** Given records follows **

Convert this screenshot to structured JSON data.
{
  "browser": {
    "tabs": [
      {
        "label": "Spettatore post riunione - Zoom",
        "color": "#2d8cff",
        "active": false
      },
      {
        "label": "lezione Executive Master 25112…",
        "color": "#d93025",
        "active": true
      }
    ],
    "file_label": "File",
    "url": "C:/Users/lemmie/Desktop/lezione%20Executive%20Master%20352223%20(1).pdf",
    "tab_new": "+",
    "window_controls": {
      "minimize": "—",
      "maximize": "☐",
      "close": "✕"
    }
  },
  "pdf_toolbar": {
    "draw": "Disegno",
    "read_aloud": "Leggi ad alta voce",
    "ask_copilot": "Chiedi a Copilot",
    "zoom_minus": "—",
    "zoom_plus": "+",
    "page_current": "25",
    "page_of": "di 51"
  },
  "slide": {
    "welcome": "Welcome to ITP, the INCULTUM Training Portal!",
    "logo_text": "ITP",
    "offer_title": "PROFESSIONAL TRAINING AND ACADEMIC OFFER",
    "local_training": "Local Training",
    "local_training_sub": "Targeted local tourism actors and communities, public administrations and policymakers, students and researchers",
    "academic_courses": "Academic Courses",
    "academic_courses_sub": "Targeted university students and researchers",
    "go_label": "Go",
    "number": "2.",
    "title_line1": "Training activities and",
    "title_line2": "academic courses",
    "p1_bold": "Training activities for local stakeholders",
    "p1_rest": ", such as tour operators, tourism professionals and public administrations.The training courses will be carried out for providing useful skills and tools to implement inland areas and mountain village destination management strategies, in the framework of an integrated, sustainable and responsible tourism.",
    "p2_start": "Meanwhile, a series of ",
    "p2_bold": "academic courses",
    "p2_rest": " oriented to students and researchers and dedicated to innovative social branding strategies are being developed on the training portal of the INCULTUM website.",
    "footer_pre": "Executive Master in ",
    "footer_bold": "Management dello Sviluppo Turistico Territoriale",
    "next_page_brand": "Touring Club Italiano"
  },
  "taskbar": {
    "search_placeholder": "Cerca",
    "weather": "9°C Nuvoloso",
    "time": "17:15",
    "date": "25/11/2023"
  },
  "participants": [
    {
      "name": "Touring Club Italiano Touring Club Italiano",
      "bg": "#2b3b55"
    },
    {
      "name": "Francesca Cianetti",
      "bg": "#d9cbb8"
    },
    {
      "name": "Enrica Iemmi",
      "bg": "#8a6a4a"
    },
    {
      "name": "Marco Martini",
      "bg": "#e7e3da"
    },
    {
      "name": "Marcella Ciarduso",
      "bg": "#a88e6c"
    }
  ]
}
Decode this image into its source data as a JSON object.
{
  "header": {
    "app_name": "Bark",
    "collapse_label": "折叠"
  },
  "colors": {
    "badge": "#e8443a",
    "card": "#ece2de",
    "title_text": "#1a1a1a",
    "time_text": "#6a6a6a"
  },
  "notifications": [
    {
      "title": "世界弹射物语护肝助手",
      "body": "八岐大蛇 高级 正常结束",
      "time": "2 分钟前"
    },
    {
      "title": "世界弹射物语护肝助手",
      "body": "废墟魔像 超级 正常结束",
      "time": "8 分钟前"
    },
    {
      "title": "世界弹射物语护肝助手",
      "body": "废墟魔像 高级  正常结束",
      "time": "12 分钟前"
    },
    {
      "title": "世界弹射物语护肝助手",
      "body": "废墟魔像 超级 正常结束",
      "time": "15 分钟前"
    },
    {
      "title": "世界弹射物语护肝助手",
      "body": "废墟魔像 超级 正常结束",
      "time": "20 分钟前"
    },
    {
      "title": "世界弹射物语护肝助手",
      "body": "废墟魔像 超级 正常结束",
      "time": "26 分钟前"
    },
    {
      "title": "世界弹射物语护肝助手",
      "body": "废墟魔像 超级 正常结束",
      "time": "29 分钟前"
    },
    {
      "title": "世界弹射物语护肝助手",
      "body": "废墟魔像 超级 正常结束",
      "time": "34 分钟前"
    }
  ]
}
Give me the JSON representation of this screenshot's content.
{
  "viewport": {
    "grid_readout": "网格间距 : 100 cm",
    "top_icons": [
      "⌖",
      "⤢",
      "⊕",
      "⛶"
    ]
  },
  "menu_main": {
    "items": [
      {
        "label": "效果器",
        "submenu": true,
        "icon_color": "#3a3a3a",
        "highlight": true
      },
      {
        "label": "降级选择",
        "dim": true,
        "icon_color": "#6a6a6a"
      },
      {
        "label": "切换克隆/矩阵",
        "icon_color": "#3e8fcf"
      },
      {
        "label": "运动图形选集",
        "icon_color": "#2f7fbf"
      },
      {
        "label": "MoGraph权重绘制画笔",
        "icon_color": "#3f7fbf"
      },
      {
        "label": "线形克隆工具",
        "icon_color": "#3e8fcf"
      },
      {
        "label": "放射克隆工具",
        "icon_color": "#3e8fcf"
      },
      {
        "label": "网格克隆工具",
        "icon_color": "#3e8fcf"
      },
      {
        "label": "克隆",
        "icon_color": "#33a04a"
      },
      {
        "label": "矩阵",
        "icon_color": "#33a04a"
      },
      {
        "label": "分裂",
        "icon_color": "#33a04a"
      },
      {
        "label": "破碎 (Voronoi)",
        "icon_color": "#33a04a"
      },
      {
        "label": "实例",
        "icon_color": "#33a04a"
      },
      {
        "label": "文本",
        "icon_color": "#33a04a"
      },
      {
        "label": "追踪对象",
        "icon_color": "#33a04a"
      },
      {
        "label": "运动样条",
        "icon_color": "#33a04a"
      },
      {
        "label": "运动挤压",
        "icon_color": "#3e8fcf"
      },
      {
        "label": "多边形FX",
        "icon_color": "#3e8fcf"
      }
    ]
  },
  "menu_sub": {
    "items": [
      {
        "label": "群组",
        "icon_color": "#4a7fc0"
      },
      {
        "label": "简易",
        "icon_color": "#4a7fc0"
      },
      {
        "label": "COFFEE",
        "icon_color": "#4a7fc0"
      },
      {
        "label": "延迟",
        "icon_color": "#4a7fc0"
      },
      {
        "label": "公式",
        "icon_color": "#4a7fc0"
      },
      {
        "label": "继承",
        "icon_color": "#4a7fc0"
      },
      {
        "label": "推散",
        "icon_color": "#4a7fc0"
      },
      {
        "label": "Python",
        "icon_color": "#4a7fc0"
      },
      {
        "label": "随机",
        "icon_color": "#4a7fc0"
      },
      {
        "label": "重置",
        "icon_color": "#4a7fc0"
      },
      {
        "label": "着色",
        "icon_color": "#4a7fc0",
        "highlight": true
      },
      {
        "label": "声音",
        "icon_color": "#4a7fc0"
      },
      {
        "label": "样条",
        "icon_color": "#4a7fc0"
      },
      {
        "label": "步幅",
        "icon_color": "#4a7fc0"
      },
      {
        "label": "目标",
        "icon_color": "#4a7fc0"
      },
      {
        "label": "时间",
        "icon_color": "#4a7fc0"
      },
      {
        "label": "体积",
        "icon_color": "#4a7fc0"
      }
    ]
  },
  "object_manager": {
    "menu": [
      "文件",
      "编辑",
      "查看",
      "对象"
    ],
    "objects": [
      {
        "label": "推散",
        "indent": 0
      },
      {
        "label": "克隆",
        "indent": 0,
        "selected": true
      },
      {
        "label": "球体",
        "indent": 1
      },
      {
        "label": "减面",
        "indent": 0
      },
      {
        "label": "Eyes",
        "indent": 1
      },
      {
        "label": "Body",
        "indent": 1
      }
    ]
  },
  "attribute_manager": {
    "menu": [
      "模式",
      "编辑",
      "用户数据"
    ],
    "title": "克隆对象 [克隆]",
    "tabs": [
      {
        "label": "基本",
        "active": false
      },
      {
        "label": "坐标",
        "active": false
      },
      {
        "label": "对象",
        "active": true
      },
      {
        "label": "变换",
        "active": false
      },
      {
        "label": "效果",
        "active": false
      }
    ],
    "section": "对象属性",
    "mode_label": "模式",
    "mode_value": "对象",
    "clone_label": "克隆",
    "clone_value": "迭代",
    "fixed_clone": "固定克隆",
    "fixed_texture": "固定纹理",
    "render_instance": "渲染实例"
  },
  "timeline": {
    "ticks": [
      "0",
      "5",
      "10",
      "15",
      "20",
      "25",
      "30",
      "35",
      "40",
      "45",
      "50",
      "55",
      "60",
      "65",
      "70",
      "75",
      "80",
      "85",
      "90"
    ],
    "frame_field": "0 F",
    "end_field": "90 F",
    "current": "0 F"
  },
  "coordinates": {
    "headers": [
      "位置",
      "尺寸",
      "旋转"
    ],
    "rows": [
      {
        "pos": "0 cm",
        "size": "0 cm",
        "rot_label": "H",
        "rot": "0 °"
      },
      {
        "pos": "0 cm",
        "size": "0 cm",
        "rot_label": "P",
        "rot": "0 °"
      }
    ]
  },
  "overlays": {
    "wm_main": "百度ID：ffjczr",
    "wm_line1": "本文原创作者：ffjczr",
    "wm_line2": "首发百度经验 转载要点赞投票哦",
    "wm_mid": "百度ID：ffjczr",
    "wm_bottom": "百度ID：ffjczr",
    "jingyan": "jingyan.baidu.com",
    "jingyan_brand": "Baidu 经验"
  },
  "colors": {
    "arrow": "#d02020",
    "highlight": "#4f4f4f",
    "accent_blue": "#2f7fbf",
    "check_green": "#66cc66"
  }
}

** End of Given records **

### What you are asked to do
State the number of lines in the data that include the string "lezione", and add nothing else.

### Output below
2